*EXERCISE BRIEF:* Go over the records and copy every line with the string "frame".

[Opening MATERIAL SUPPLIED section]

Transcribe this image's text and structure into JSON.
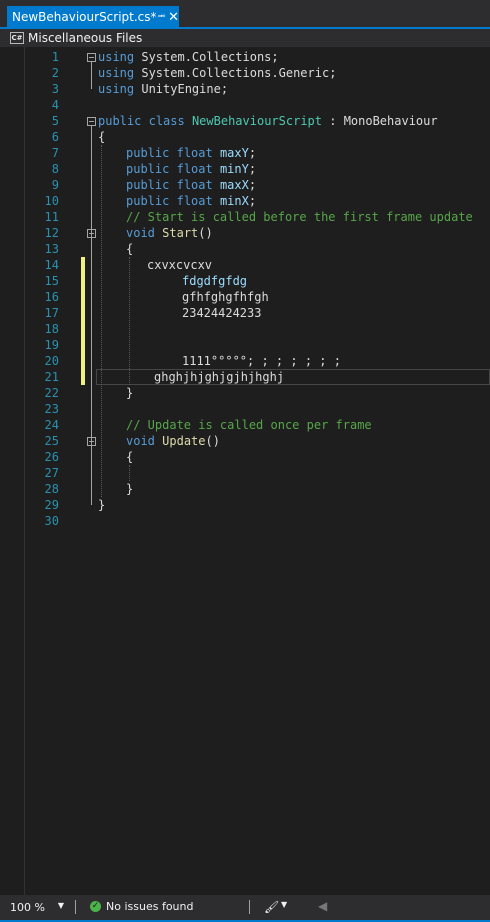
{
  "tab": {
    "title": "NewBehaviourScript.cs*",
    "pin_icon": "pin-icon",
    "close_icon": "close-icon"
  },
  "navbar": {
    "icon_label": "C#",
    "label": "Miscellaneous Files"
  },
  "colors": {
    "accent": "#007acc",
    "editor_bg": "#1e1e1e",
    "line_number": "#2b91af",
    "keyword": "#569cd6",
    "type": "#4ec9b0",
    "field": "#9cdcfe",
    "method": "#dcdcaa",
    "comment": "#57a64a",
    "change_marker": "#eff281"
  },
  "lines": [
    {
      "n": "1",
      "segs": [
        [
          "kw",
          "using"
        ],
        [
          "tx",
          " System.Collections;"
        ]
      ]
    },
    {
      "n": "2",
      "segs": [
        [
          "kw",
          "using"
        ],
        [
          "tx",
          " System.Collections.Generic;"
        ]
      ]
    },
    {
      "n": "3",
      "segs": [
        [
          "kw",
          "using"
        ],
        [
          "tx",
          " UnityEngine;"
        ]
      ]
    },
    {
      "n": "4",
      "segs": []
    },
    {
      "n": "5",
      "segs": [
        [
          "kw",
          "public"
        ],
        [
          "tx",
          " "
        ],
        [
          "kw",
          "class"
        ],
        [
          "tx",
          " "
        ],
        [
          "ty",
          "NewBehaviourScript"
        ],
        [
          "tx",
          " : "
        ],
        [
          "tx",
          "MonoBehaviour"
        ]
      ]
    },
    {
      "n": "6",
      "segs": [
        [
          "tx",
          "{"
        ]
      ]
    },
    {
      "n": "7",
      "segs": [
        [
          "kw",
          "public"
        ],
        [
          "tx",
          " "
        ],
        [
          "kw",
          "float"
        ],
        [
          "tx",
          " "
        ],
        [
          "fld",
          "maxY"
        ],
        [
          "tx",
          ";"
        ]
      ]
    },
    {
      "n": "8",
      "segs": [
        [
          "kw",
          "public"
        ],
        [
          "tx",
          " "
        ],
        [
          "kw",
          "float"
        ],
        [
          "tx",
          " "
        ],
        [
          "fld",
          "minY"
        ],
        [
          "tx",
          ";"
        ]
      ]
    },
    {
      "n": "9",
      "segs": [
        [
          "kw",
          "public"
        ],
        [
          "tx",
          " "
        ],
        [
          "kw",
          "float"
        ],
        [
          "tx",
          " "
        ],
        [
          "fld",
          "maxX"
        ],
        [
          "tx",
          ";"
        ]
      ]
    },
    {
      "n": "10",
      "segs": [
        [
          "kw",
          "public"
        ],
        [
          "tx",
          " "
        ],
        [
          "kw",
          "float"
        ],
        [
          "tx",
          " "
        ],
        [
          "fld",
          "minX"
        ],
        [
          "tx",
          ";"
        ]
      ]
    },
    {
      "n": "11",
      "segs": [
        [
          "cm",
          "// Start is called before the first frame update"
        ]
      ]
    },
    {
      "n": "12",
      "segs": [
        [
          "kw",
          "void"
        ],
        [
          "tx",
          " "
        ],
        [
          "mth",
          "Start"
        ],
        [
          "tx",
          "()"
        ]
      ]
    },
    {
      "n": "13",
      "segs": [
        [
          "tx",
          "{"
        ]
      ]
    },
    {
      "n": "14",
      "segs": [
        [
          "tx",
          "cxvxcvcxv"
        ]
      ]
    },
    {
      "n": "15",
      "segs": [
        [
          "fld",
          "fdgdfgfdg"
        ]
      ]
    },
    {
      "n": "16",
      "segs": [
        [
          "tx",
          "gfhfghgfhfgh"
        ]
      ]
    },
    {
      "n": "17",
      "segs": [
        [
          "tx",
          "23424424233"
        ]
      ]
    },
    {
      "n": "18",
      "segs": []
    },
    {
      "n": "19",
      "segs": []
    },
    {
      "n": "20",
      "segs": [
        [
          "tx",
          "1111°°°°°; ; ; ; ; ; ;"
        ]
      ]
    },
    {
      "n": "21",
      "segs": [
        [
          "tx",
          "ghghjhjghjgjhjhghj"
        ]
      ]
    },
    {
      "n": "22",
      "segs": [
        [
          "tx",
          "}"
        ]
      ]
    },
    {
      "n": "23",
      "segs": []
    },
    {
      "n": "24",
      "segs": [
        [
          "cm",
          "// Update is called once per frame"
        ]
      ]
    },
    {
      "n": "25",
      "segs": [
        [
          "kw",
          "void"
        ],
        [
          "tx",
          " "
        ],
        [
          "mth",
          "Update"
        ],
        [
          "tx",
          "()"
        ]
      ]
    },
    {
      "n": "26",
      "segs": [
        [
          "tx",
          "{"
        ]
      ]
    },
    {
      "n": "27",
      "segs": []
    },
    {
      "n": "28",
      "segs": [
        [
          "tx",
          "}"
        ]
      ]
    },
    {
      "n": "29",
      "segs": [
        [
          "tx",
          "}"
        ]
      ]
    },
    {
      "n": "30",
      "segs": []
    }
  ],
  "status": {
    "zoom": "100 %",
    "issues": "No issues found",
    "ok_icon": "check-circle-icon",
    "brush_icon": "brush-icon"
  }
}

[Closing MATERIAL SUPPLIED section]
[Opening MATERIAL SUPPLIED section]

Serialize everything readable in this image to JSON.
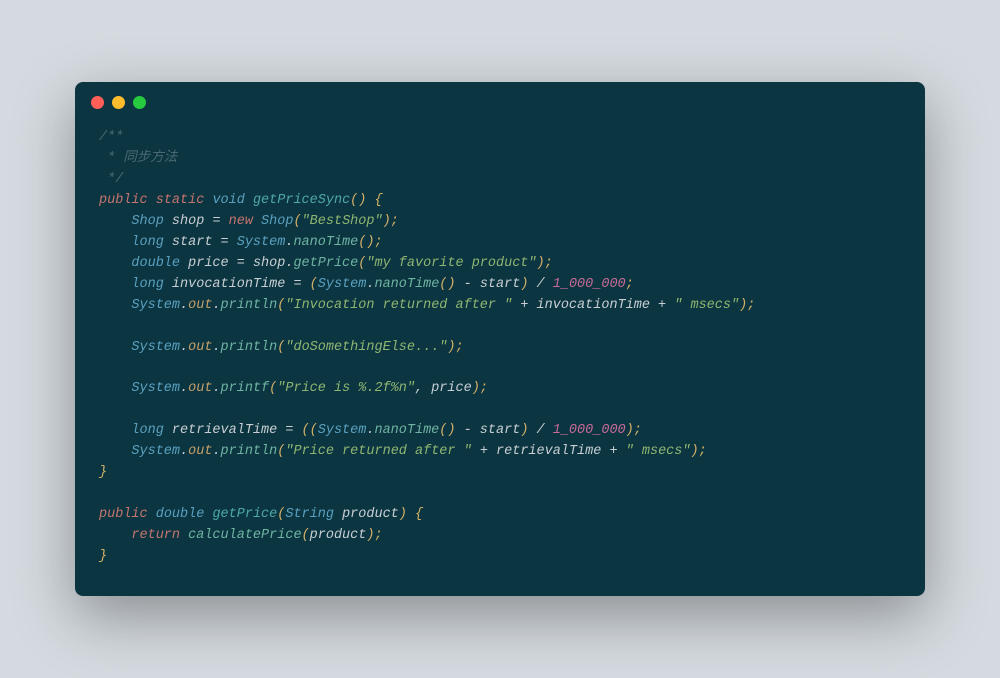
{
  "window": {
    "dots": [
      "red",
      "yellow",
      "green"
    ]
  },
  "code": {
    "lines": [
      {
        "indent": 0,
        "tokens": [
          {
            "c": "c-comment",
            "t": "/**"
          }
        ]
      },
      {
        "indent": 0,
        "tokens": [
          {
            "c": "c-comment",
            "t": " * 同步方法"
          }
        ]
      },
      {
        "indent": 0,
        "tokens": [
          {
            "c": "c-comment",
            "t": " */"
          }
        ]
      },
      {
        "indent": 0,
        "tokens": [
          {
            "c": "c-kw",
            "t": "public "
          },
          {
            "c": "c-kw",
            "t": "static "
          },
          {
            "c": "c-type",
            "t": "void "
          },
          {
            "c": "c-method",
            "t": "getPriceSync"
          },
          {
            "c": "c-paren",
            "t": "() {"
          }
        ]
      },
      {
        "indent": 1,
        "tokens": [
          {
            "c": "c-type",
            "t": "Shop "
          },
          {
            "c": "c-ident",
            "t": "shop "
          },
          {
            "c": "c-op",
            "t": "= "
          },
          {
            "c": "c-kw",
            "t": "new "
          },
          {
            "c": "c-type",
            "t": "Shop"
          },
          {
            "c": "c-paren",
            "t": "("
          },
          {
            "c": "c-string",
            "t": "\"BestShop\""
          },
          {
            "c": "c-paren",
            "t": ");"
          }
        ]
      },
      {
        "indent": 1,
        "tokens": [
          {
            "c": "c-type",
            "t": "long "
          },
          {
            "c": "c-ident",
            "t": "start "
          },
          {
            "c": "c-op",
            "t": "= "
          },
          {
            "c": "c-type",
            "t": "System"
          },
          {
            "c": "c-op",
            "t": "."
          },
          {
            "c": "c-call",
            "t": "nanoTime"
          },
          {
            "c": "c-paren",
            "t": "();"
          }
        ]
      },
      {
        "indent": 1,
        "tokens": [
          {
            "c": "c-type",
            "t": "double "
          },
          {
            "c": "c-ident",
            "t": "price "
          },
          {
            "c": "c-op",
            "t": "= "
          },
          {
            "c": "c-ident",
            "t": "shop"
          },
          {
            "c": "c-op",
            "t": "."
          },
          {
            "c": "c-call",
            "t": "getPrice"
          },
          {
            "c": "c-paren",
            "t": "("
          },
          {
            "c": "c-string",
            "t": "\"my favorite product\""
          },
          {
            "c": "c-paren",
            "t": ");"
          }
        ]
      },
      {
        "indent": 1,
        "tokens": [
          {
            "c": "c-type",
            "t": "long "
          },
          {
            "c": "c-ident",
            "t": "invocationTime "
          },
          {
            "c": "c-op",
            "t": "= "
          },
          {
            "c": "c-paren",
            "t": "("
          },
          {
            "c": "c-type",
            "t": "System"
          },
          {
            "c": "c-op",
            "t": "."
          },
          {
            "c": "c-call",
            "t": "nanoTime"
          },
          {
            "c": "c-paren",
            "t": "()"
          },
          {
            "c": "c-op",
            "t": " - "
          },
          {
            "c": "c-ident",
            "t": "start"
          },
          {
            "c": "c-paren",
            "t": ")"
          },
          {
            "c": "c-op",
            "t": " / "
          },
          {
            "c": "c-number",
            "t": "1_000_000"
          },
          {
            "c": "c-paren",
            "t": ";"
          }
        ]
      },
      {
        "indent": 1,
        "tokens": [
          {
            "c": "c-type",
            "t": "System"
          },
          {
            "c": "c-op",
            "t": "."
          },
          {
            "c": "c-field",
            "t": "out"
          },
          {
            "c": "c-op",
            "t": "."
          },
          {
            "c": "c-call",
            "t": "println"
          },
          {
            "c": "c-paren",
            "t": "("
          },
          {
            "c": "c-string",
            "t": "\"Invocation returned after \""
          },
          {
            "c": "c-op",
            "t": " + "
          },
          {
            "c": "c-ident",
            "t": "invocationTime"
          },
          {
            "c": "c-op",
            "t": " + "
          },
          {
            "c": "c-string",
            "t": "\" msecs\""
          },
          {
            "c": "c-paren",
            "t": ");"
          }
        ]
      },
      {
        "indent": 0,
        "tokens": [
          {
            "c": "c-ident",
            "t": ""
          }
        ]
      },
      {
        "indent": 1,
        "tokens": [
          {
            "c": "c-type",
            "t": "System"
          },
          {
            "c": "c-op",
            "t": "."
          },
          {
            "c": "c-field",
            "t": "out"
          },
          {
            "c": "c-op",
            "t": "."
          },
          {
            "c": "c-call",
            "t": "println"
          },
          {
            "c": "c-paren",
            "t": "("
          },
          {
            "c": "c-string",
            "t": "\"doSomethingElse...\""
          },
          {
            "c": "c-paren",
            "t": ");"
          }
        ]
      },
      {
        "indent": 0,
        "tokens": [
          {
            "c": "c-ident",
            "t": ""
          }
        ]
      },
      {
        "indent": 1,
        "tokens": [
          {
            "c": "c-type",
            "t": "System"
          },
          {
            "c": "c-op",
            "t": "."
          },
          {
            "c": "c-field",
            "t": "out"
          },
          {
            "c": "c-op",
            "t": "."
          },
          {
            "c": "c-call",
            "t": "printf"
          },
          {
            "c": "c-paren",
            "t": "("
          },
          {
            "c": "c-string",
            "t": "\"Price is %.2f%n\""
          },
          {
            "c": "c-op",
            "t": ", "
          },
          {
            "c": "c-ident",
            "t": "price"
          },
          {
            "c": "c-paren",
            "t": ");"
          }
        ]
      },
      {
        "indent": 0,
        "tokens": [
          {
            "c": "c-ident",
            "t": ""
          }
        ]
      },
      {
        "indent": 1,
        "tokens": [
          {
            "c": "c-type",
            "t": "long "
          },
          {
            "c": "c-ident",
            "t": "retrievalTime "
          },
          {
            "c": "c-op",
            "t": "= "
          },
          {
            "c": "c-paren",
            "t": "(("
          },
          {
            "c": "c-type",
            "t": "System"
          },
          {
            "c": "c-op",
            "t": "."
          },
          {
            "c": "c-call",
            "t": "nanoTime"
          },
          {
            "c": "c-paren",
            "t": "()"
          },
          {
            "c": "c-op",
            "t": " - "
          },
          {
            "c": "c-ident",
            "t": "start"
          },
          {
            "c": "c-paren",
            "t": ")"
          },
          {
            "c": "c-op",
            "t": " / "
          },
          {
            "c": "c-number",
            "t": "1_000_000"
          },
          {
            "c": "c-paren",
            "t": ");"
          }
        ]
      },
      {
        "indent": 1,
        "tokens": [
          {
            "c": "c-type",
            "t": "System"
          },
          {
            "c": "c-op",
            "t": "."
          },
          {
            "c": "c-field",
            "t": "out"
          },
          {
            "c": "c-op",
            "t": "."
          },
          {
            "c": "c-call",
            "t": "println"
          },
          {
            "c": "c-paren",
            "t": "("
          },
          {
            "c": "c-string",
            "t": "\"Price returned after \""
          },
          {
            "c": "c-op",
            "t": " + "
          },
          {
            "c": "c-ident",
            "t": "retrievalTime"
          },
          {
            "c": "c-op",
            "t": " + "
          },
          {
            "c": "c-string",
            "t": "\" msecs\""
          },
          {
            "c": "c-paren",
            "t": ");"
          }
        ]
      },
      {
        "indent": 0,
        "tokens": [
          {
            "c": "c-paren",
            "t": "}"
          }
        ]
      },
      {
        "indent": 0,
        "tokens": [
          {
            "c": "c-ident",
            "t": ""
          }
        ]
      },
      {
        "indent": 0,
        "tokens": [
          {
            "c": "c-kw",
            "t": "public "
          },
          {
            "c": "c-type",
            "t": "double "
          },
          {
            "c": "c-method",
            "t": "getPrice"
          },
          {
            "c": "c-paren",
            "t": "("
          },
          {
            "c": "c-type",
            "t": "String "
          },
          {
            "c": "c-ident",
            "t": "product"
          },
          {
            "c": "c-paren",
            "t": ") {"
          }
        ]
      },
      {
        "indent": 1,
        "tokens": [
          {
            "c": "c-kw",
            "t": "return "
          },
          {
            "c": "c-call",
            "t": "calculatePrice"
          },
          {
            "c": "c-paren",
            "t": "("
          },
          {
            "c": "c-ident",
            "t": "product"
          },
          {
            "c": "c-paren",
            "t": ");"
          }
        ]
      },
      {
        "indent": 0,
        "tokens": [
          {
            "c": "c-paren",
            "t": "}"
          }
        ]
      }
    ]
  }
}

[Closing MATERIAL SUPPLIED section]

*WRITTEN ANSWER:*
          "// Start is called before the first frame update"
          "// Update is called once per frame"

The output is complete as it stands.